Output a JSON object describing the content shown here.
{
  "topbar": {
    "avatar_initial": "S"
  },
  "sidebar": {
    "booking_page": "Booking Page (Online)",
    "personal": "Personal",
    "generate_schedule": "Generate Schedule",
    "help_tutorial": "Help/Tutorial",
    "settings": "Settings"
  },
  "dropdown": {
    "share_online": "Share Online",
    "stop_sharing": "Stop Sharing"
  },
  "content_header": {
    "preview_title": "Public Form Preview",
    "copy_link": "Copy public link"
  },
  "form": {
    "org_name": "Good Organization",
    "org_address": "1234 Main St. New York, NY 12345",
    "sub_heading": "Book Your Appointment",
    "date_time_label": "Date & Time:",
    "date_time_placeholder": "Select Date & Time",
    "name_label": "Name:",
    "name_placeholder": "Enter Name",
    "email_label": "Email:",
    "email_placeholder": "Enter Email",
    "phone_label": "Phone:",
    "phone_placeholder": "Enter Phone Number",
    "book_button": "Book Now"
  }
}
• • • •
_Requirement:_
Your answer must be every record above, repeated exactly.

_Your solution:_
Output a JSON object describing the content shown here.
{
  "topbar": {
    "avatar_initial": "S"
  },
  "sidebar": {
    "booking_page": "Booking Page (Online)",
    "personal": "Personal",
    "generate_schedule": "Generate Schedule",
    "help_tutorial": "Help/Tutorial",
    "settings": "Settings"
  },
  "dropdown": {
    "share_online": "Share Online",
    "stop_sharing": "Stop Sharing"
  },
  "content_header": {
    "preview_title": "Public Form Preview",
    "copy_link": "Copy public link"
  },
  "form": {
    "org_name": "Good Organization",
    "org_address": "1234 Main St. New York, NY 12345",
    "sub_heading": "Book Your Appointment",
    "date_time_label": "Date & Time:",
    "date_time_placeholder": "Select Date & Time",
    "name_label": "Name:",
    "name_placeholder": "Enter Name",
    "email_label": "Email:",
    "email_placeholder": "Enter Email",
    "phone_label": "Phone:",
    "phone_placeholder": "Enter Phone Number",
    "book_button": "Book Now"
  }
}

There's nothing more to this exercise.